EXERCISE INSTRUCTIONS
Each line of the data that includes the string "action" is to be copied out.

WORKING DATA
# # #

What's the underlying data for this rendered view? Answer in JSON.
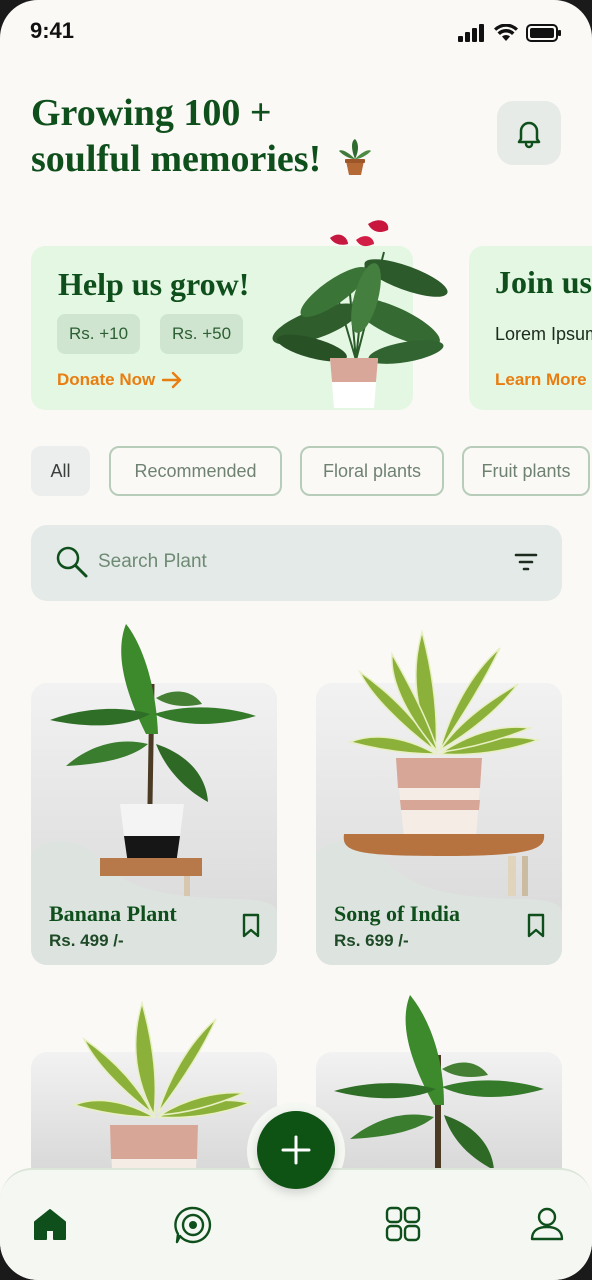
{
  "status_bar": {
    "time": "9:41"
  },
  "header": {
    "title_line1": "Growing 100 +",
    "title_line2": "soulful memories!",
    "bell_icon": "bell-icon"
  },
  "banners": [
    {
      "title": "Help us grow!",
      "amounts": [
        "Rs. +10",
        "Rs. +50"
      ],
      "action": "Donate Now"
    },
    {
      "title": "Join us",
      "text": "Lorem Ipsum",
      "action": "Learn More"
    }
  ],
  "filters": [
    "All",
    "Recommended",
    "Floral plants",
    "Fruit plants"
  ],
  "search": {
    "placeholder": "Search Plant"
  },
  "products": [
    {
      "name": "Banana Plant",
      "price": "Rs. 499 /-"
    },
    {
      "name": "Song of India",
      "price": "Rs. 699 /-"
    },
    {
      "name": "",
      "price": ""
    },
    {
      "name": "",
      "price": ""
    }
  ],
  "colors": {
    "primary": "#0e4f1c",
    "accent": "#e87d10",
    "banner_bg": "#e4f7e3",
    "background": "#fbf9f6"
  },
  "nav": [
    "home-icon",
    "explore-icon",
    "add-icon",
    "grid-icon",
    "profile-icon"
  ]
}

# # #

OUTPUT FOR THIS EXERCISE
      "action": "Donate Now"
      "action": "Learn More"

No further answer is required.